What to produce:
The required output is a single number: how many lines of the material contain the string "activity".

Data supplied:
● ● ● ● ●
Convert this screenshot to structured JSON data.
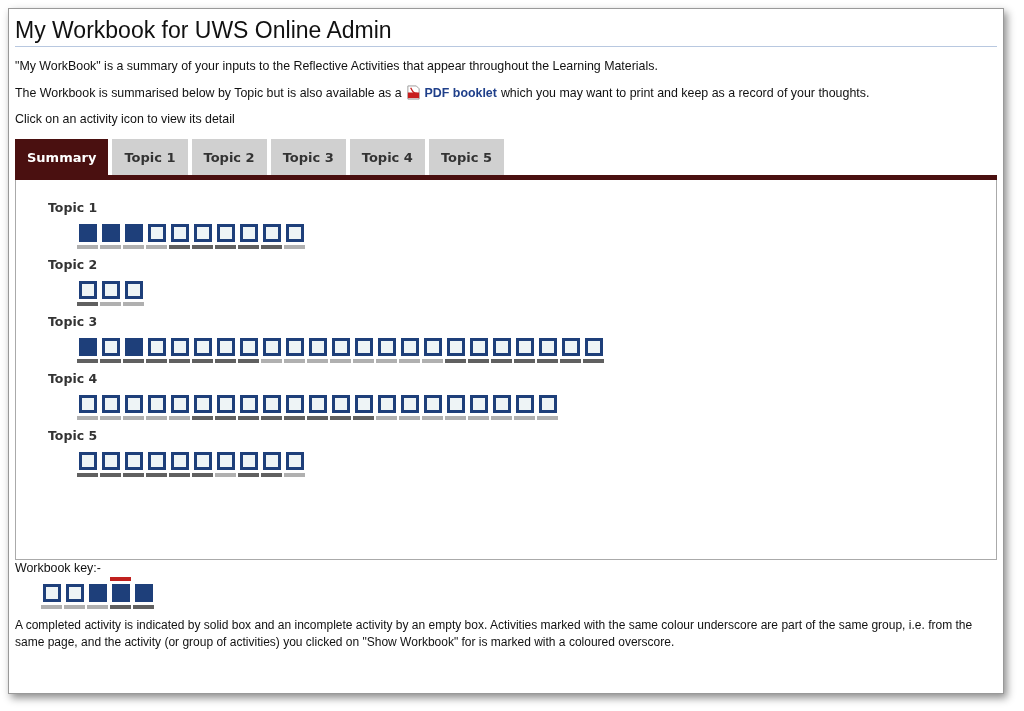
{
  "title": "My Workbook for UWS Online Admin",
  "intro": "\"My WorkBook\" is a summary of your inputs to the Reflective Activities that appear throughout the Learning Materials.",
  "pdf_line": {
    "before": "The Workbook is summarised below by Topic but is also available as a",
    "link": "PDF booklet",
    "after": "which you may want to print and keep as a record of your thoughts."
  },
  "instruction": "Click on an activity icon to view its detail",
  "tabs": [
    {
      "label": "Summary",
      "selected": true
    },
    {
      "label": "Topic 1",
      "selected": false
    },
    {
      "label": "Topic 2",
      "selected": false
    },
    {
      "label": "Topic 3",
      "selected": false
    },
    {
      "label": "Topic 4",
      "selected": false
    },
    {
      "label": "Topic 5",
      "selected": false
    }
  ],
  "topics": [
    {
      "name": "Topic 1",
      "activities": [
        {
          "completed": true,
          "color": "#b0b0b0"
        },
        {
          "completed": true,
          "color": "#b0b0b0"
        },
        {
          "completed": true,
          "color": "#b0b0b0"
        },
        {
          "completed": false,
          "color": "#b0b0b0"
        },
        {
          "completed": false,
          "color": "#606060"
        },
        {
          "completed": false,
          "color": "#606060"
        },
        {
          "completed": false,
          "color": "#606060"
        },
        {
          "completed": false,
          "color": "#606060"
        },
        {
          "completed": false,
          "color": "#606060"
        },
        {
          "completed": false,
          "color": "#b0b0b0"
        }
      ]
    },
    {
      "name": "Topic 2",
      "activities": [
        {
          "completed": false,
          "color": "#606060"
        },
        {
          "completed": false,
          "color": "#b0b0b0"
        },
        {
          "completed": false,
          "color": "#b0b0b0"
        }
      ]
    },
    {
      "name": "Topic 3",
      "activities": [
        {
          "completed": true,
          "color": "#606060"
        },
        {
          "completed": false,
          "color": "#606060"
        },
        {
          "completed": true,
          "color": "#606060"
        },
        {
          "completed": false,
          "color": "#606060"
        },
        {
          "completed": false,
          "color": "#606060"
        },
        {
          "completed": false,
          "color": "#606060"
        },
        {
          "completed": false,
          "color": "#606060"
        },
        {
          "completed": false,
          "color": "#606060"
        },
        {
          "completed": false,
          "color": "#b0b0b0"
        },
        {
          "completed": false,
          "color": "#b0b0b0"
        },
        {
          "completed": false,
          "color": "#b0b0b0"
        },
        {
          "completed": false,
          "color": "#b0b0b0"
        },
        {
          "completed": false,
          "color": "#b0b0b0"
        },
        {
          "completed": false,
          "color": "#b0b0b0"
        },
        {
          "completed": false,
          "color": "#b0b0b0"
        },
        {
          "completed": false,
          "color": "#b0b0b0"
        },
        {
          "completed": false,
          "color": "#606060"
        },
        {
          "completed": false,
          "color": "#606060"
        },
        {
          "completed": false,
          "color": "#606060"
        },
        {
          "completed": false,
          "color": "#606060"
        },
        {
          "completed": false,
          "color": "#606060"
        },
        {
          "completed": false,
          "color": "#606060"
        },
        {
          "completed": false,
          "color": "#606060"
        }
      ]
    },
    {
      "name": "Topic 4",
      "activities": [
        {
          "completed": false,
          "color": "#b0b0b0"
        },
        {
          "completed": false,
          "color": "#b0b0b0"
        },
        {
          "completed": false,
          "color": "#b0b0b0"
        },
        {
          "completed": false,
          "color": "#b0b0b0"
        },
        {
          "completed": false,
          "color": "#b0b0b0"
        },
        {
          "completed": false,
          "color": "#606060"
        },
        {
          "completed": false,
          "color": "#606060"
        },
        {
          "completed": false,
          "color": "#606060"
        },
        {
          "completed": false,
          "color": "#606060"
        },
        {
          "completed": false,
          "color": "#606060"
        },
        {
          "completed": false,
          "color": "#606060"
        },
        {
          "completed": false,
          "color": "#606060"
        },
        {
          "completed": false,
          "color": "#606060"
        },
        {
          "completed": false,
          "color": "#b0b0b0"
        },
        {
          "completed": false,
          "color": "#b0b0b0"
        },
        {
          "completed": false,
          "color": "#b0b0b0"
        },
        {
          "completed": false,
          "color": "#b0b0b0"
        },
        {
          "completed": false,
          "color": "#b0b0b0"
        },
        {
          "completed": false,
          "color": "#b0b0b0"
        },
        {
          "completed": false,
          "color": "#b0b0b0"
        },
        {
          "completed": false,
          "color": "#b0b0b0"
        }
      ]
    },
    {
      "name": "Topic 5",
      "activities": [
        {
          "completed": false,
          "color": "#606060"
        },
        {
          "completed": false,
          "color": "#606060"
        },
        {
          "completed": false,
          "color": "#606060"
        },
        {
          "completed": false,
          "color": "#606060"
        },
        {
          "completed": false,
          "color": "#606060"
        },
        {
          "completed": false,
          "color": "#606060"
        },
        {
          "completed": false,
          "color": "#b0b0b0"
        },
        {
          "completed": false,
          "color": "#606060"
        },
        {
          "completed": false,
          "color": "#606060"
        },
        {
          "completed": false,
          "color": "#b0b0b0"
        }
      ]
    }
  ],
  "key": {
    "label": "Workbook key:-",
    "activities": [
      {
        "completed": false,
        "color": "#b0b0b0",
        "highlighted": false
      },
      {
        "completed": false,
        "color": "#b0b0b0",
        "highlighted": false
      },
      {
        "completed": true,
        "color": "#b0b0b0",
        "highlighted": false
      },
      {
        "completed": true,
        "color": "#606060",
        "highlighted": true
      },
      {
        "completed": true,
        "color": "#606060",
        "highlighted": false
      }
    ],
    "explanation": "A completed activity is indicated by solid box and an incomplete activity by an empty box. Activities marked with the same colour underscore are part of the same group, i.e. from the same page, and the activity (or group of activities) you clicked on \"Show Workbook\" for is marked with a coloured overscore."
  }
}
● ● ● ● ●
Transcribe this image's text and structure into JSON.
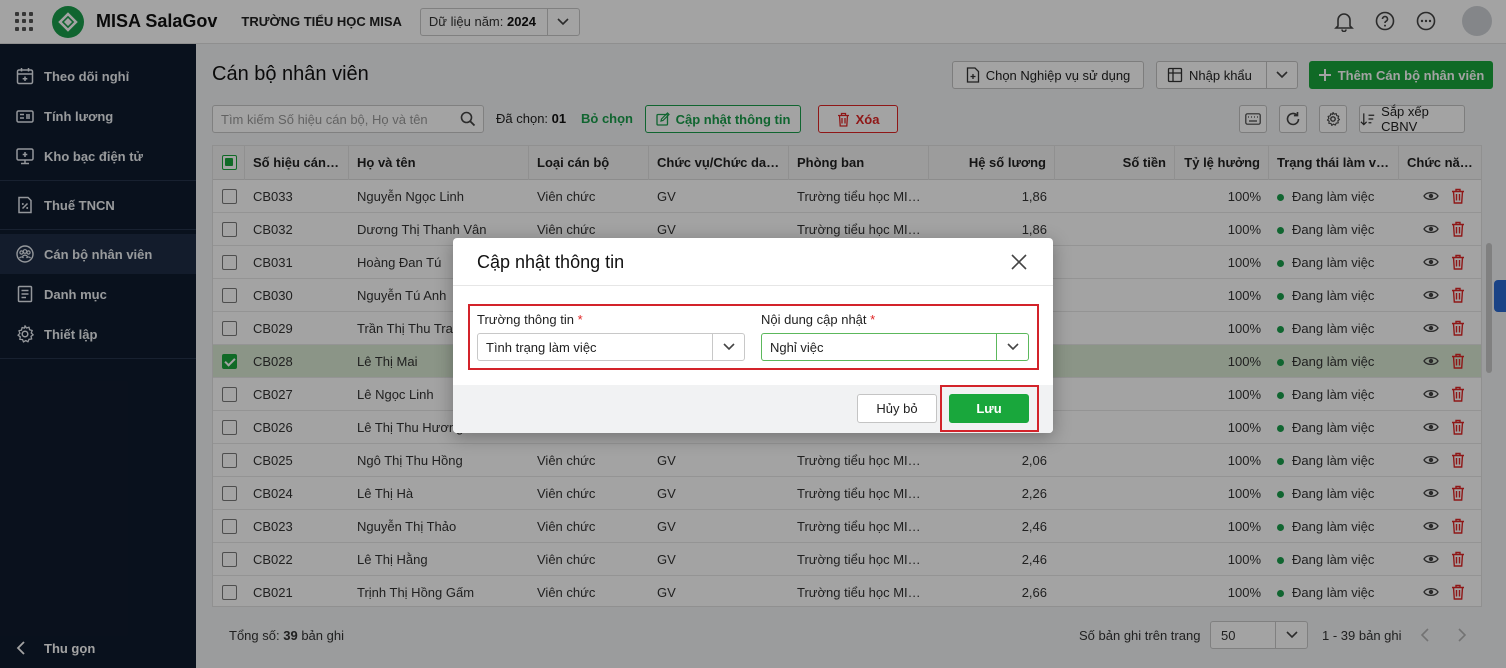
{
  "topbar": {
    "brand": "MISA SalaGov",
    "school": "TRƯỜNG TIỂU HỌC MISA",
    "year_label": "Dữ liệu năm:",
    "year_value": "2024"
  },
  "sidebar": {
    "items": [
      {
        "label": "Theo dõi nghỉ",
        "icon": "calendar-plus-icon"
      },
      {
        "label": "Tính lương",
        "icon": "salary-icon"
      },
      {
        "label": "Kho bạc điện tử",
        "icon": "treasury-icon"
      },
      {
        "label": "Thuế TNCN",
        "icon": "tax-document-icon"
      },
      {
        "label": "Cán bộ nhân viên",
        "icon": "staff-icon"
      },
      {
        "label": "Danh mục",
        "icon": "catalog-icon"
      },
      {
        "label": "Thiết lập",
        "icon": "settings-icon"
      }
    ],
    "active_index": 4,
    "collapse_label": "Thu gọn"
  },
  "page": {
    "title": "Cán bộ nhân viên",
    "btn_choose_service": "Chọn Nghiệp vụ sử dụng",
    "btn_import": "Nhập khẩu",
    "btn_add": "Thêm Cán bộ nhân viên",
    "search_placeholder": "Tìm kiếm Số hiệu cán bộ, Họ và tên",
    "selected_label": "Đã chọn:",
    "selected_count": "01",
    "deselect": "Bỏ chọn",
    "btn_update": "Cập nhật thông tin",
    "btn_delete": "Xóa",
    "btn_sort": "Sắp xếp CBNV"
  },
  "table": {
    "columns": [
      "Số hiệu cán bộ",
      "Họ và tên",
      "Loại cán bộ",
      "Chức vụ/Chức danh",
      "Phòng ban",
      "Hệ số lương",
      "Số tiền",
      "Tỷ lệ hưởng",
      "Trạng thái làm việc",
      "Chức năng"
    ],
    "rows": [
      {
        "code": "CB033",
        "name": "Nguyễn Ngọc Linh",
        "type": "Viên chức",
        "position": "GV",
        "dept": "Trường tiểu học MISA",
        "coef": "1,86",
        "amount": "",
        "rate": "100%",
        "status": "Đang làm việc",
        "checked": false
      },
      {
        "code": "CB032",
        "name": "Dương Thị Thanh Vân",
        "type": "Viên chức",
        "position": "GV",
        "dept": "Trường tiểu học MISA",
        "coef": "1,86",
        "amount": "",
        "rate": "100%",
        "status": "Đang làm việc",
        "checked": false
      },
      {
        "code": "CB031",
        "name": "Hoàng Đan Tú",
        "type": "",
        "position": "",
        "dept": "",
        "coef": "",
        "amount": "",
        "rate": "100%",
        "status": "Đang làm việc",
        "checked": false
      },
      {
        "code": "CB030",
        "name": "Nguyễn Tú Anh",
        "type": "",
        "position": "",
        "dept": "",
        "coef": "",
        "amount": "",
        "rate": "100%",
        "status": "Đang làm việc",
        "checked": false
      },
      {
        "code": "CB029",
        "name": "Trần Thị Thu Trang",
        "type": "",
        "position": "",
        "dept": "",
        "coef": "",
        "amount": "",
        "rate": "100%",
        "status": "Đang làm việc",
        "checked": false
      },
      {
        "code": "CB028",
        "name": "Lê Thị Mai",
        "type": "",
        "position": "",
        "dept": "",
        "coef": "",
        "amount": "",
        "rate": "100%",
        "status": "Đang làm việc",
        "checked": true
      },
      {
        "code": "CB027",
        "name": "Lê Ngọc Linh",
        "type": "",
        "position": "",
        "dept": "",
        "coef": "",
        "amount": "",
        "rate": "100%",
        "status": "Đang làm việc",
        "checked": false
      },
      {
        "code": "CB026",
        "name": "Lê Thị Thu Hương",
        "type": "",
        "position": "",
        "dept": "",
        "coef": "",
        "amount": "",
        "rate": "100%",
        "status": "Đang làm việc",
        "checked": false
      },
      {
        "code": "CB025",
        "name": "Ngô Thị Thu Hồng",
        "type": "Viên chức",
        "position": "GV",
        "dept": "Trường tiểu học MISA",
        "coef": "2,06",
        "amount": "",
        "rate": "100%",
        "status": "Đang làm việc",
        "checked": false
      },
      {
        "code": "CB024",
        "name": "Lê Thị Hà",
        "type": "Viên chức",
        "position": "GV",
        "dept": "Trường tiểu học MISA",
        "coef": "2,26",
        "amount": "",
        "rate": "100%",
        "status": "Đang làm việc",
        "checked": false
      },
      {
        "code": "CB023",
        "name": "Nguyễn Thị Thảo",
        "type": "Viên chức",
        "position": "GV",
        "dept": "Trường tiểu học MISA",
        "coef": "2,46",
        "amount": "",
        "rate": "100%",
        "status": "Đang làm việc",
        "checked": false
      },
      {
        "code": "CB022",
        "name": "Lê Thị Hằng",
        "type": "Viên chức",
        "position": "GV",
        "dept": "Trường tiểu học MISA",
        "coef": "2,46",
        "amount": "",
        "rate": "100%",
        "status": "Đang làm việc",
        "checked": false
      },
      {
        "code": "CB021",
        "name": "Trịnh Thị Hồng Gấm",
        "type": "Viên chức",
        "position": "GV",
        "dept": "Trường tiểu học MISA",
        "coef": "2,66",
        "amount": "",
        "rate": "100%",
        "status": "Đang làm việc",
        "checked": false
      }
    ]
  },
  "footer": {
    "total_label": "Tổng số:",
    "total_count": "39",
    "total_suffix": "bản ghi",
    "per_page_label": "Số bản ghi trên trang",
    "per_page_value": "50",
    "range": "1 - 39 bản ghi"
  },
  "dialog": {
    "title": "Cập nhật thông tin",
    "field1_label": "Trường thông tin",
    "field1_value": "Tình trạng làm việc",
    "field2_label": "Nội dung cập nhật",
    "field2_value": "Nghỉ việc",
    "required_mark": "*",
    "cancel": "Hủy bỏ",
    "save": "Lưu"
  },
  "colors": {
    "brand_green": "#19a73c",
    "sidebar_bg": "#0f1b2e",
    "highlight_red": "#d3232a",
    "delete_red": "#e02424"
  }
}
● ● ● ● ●
Solution to the exercise:
2